Earth’s Xenon May Have Been Brought Here by Comets
published during a full moon.

The presence of xenon, the heaviest of the stable noble gases, in Earth’s atmosphere has always baffled scientists. It’s been clear for decades that xenon, which has eight stable isotopes and over 40 unstable ones, has cosmic origins, but researchers’ models haven’t been able to account for a major source of the element—until now. New research by a group of scientists from France, Switzerland, Israel, and the U.S. suggests that nearly a quarter of the xenon in Earth’s atmosphere comes from comets.


Pie chart showing the main components of Earth’s atmosphere. Credit: Life_of_Riley

The breakthrough in the ongoing mystery of our atmosphere’s xenon was made possible by the Rosetta spacecraft, which gathered data on comet 67P/Churyumov-Gerasimenko from 2014-2016 (in addition to depositing the Philae lander on the comet’s surface). When researchers examined the spectrometry data gathered from 67P, they found xenon frozen inside the comet’s ice.
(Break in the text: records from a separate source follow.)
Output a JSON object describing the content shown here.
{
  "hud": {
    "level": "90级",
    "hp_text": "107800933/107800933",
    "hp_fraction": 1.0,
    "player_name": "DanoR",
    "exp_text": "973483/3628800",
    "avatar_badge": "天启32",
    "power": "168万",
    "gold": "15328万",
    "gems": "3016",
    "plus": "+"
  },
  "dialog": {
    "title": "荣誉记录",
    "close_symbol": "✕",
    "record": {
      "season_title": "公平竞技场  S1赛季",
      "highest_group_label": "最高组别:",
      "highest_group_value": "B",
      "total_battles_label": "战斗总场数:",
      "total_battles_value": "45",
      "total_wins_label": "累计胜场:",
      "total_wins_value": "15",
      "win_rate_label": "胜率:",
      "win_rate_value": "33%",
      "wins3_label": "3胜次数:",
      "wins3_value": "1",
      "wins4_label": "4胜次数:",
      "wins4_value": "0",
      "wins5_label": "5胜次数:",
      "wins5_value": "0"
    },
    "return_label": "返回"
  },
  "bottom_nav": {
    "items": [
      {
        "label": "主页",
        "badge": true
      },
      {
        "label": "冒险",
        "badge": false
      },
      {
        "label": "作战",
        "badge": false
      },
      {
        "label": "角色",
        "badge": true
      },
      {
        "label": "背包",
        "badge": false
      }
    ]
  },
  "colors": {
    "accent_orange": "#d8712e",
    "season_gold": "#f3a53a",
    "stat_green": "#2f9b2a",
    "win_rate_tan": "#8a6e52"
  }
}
It appears to have been trapped there for a long, long time—since before the formation of our solar system.


Selfie taken by the Rosetta spacecraft. Credit: NASA/JPL
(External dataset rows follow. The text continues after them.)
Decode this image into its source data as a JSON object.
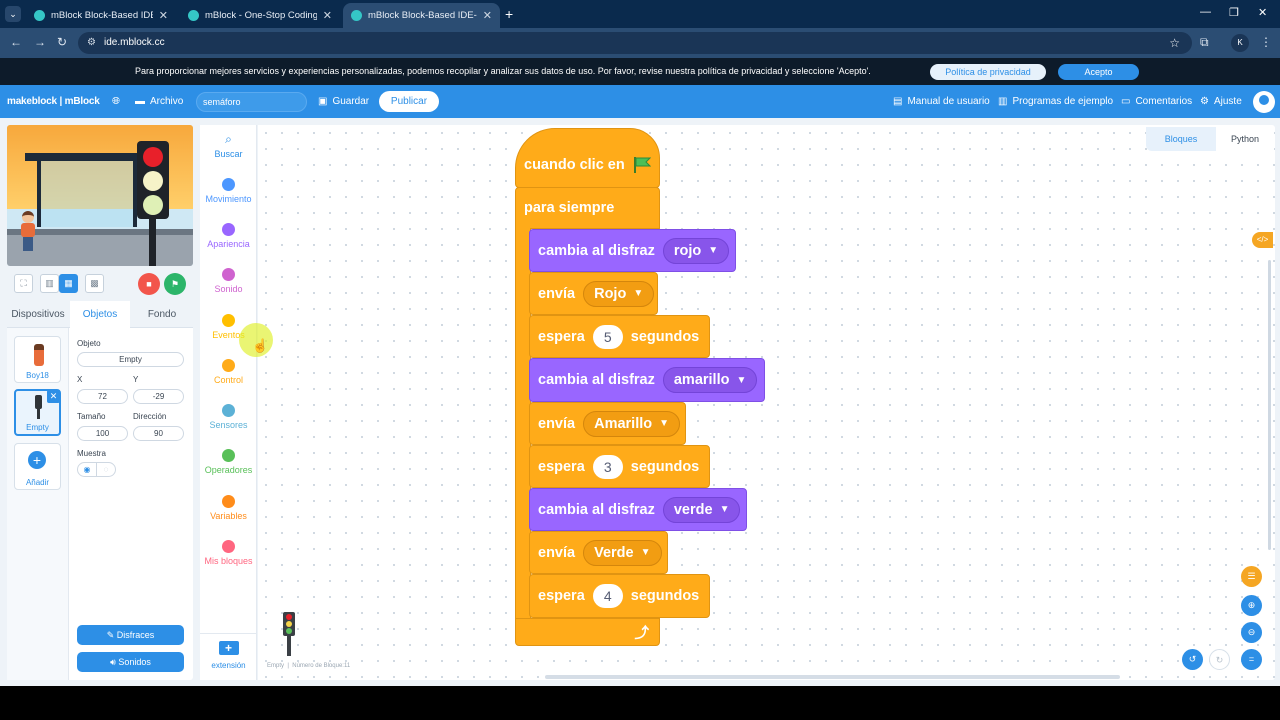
{
  "browser": {
    "tabs": [
      {
        "title": "mBlock Block-Based IDE- Codin"
      },
      {
        "title": "mBlock - One-Stop Coding Platf"
      },
      {
        "title": "mBlock Block-Based IDE- Codin"
      }
    ],
    "url": "ide.mblock.cc",
    "profile_initial": "K"
  },
  "cookie": {
    "message": "Para proporcionar mejores servicios y experiencias personalizadas, podemos recopilar y analizar sus datos de uso. Por favor, revise nuestra política de privacidad y seleccione 'Acepto'.",
    "policy_btn": "Política de privacidad",
    "accept_btn": "Acepto"
  },
  "header": {
    "logo": "makeblock | mBlock",
    "file": "Archivo",
    "project_name": "semáforo",
    "save": "Guardar",
    "publish": "Publicar",
    "manual": "Manual de usuario",
    "examples": "Programas de ejemplo",
    "feedback": "Comentarios",
    "settings": "Ajuste"
  },
  "sprite_panel": {
    "tabs": [
      "Dispositivos",
      "Objetos",
      "Fondo"
    ],
    "sprites": [
      {
        "name": "Boy18"
      },
      {
        "name": "Empty"
      }
    ],
    "add_label": "Añadir",
    "object_label": "Objeto",
    "object_value": "Empty",
    "x_label": "X",
    "x_value": "72",
    "y_label": "Y",
    "y_value": "-29",
    "size_label": "Tamaño",
    "size_value": "100",
    "dir_label": "Dirección",
    "dir_value": "90",
    "show_label": "Muestra",
    "costumes_btn": "Disfraces",
    "sounds_btn": "Sonidos"
  },
  "categories": [
    {
      "label": "Buscar",
      "color": "#2d8fe6"
    },
    {
      "label": "Movimiento",
      "color": "#4c97ff"
    },
    {
      "label": "Apariencia",
      "color": "#9966ff"
    },
    {
      "label": "Sonido",
      "color": "#cf63cf"
    },
    {
      "label": "Eventos",
      "color": "#ffbf00"
    },
    {
      "label": "Control",
      "color": "#ffab19"
    },
    {
      "label": "Sensores",
      "color": "#5cb1d6"
    },
    {
      "label": "Operadores",
      "color": "#59c059"
    },
    {
      "label": "Variables",
      "color": "#ff8c1a"
    },
    {
      "label": "Mis bloques",
      "color": "#ff6680"
    }
  ],
  "extension_label": "extensión",
  "editor_tabs": {
    "blocks": "Bloques",
    "python": "Python"
  },
  "status": {
    "sprite": "Empty",
    "block_count": "Número de Bloque:11"
  },
  "script": {
    "hat": "cuando clic en",
    "forever": "para siempre",
    "b1_text": "cambia al disfraz",
    "b1_value": "rojo",
    "b2_text": "envía",
    "b2_value": "Rojo",
    "b3_text": "espera",
    "b3_num": "5",
    "b3_unit": "segundos",
    "b4_text": "cambia al disfraz",
    "b4_value": "amarillo",
    "b5_text": "envía",
    "b5_value": "Amarillo",
    "b6_text": "espera",
    "b6_num": "3",
    "b6_unit": "segundos",
    "b7_text": "cambia al disfraz",
    "b7_value": "verde",
    "b8_text": "envía",
    "b8_value": "Verde",
    "b9_text": "espera",
    "b9_num": "4",
    "b9_unit": "segundos"
  },
  "colors": {
    "accent": "#2d8fe6",
    "events": "#ffab19",
    "looks": "#9966ff"
  }
}
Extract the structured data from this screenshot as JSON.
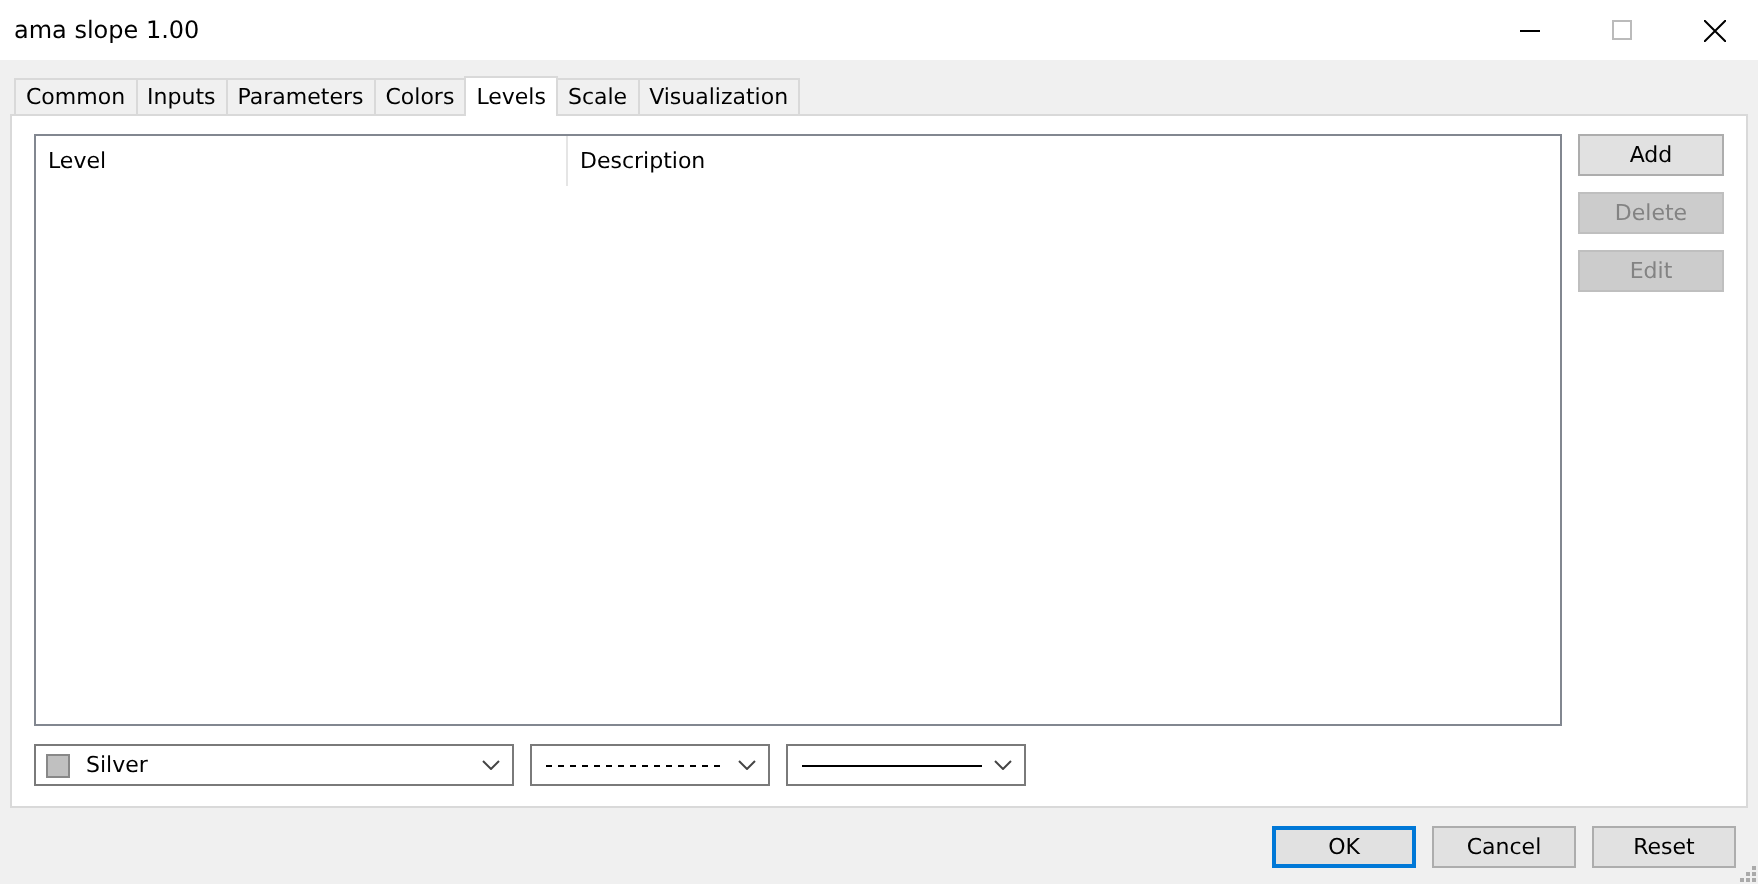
{
  "window": {
    "title": "ama slope 1.00"
  },
  "tabs": [
    {
      "label": "Common",
      "selected": false
    },
    {
      "label": "Inputs",
      "selected": false
    },
    {
      "label": "Parameters",
      "selected": false
    },
    {
      "label": "Colors",
      "selected": false
    },
    {
      "label": "Levels",
      "selected": true
    },
    {
      "label": "Scale",
      "selected": false
    },
    {
      "label": "Visualization",
      "selected": false
    }
  ],
  "levels_table": {
    "columns": [
      "Level",
      "Description"
    ]
  },
  "side_buttons": [
    {
      "label": "Add",
      "disabled": false
    },
    {
      "label": "Delete",
      "disabled": true
    },
    {
      "label": "Edit",
      "disabled": true
    }
  ],
  "color_select": {
    "value": "Silver",
    "color": "#c0c0c0"
  },
  "line_selects": [
    {
      "kind": "dashed"
    },
    {
      "kind": "solid"
    }
  ],
  "footer_buttons": [
    {
      "label": "OK",
      "default": true
    },
    {
      "label": "Cancel",
      "default": false
    },
    {
      "label": "Reset",
      "default": false
    }
  ]
}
Comets likely delivered about 22% of Earth’s atmospheric xenon.

Upon further analysis, scientists were able to match the isotopic signature of the comet’s xenon to the xenon of undetermined origin in the Earth’s atmosphere. In a study published in Science Magazine, scientists walk through other possibilities for the presence of xenon in our atmosphere but ultimately reject those hypotheses in favor of the evidence obtained from Rosetta. The researchers conclude that comets likely delivered about 22% of Earth’s atmospheric xenon.


Xenon (54 Xe). Credit: Hi-Res Images of Chemical Elements

One of the objectives of the Rosetta mission was to look for organic materials to help determine whether comets might have brought life to Earth, in addition to delivering water to our planet.

Comet 67P contains organics such as sulfur and methane—some of the basic ingredients for life. The findings not only shed light on xenon but also raise the possibility that other elements of unknown origin may have come from comets. Ultimately, such studies also help scientists understand what the early solar system looked like, as well as the conditions and ingredients that made life possible on Earth—and may make life possible elsewhere.